An annuity is an insurance product that pays a guaranteed income for life in exchange for your pension pot. It’s appealing to some people as it pays a guaranteed amount of money, and there is no risk of running out of money regardless of how long you live.

However, leaving the money invested and using income drawdown is more flexible, and might be better value overall.

Your pension provider may be able to sell the annuity to you, but it’s much better to check annuity rates on the open market first. Like savings rates and mortgage rates, different companies offer different deals.

The decision cannot be reversed, and you will have the annuity for the rest of your life, making it doubly important to do your research before buying one.

Morrissey adds: “An annuity is for life, or at least your life in retirement. Once bought you can’t unwind it, so if you make the wrong decision, you could regret it further down the line.”

The government-backed MoneyHelper service provides a free annuity calculator, which you can use to compare rates.

You can also use a professional adviser or annuity broker who can answer any questions, look at different annuity products and take your health and lifestyle into account.

Flynn notes: “It’s vital to take the time to make an additional step in the [annuity buying] process, and shop around for not only the best rate, but the right shape annuity for your individual circumstances.”

Choosing the right annuity for you 

You may be able to get a bigger annuity - and therefore a higher income from your pension pot – if you provide health and lifestyle information. Some annuity providers use people’s health and lifestyle information to calculate the rates offered, but not all.  

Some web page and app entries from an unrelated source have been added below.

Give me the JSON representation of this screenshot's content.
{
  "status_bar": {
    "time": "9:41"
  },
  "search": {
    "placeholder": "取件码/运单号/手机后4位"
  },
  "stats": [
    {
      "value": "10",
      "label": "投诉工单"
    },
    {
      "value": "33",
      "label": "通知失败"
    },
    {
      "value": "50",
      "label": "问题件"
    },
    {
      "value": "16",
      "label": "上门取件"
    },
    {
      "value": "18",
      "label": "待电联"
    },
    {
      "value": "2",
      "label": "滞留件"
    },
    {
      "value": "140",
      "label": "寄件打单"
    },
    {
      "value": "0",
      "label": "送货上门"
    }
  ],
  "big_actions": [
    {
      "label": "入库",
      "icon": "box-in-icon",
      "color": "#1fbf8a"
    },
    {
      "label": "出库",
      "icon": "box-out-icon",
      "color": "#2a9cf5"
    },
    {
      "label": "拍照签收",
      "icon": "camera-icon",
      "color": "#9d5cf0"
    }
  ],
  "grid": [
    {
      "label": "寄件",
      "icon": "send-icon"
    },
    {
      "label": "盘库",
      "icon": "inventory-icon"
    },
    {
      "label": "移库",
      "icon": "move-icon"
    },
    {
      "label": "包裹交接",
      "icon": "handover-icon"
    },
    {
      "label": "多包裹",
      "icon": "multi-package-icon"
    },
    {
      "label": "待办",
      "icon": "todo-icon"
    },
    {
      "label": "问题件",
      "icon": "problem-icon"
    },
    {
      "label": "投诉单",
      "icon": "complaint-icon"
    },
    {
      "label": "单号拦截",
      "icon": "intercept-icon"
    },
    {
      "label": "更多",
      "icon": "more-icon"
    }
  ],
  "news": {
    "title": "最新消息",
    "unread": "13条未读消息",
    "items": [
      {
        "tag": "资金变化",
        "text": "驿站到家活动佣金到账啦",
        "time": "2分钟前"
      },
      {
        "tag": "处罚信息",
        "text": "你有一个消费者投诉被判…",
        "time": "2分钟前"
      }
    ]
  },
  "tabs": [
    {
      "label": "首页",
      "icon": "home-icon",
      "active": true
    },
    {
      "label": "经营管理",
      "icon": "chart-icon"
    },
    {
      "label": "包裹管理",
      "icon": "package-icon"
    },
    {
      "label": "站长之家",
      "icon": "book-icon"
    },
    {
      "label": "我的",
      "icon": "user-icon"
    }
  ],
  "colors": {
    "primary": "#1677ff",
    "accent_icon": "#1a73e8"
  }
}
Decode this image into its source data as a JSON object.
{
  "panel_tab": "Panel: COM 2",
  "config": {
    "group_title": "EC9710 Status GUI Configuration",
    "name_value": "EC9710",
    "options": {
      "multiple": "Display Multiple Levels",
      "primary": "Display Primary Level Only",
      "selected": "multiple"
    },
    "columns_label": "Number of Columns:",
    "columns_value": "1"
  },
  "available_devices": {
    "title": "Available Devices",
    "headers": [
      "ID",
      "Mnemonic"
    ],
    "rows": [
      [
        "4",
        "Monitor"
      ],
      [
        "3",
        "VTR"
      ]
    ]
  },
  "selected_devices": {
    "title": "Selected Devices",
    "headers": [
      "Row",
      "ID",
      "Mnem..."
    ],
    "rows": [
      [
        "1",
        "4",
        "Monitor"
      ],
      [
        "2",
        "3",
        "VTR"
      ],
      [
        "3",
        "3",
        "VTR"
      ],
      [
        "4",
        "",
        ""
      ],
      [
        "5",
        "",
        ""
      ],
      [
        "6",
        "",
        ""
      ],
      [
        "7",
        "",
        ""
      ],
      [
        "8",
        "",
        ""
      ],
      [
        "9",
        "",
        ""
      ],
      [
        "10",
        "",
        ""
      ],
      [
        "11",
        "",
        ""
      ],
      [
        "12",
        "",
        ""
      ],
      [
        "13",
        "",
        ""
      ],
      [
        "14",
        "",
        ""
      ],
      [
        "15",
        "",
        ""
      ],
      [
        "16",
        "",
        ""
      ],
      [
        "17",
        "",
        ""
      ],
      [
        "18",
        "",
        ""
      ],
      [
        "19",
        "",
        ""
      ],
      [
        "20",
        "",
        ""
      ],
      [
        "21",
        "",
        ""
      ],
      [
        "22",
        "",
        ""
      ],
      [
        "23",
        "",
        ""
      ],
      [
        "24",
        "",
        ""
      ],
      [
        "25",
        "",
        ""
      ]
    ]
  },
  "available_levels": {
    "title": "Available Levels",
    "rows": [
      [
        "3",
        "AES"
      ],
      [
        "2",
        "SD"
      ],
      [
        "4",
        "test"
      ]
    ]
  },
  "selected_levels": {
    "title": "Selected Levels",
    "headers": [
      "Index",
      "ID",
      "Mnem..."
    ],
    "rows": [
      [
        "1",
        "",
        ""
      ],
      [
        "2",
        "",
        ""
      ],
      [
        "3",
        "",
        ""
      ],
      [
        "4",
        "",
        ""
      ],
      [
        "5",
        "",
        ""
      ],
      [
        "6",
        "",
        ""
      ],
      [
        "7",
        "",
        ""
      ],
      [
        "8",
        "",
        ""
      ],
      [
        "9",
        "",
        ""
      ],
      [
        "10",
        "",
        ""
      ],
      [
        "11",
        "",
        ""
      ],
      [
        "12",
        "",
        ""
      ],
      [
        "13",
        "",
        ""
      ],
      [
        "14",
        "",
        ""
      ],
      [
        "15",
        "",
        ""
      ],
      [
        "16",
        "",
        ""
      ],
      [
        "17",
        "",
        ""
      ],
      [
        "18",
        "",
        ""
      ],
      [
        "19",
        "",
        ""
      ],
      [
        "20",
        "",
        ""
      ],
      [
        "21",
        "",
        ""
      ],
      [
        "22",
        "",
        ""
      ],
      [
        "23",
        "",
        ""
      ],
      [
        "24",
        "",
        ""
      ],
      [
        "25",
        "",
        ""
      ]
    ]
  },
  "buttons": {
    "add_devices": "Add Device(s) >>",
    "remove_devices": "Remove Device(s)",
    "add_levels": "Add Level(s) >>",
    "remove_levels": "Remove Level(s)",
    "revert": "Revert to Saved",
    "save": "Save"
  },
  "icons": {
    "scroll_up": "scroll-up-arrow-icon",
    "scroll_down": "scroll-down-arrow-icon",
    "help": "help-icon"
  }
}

You should ask your pension provider if it is using this information as this could provide a significant increase in retirement income.

The Hargreaves Lansdown data shows that someone disclosing their 10-a-day smoking habit could get up to £7,507 per year from a £100,000 pension pot. This is £252 more than the best standard annuity rate.

Annuities that take into account health factors are called “enhanced” or “impaired”. Morrissey notes that someone with a condition such as diabetes could receive another “several hundred pounds per year” on top.

Morrissey: “Getting the wrong type of annuity can cost you dear. Many people may feel uncomfortable disclosing these details as they think they will be penalised. However, it is vital you put as much information as you can on the form as it could make an enormous difference to the income you receive long term.”

There are other types of annuity on offer. A joint annuity pays an income to a spouse or civil partner when you die. An escalating annuity - also known as index-linked or inflation-linked - pays a lower starting income but then increases each year.

You can also choose to add a guarantee onto the annuity. These tend to vary between five and 30 years. This means that if you die before the guarantee period finishes, your beneficiaries will receive the income for the rest of the period.

About three-quarters of annuities sold come with guarantees attached, typically five or 10 years, according to the FCA.

These will have a higher annual income than those with a longer guarantee period. However, Canada Life analysis shows that choosing a longer period of 20 or 30 years (and a lower annual income) can give pension savers - or their estate - their money back plus a significant return.

Ruth Emery
Contributing editor

Ruth is passionate about helping people feel more confident about their finances. She was previously editor of Times Money Mentor, and prior to that was deputy Money editor at The Sunday Times. 

A multi-award winning journalist, Ruth started her career on a pensions magazine at the FT Group, and has also worked at Money Observer and Money Advice Service. 

Outside of work, she is a mum to two young children, a magistrate and an NHS volunteer.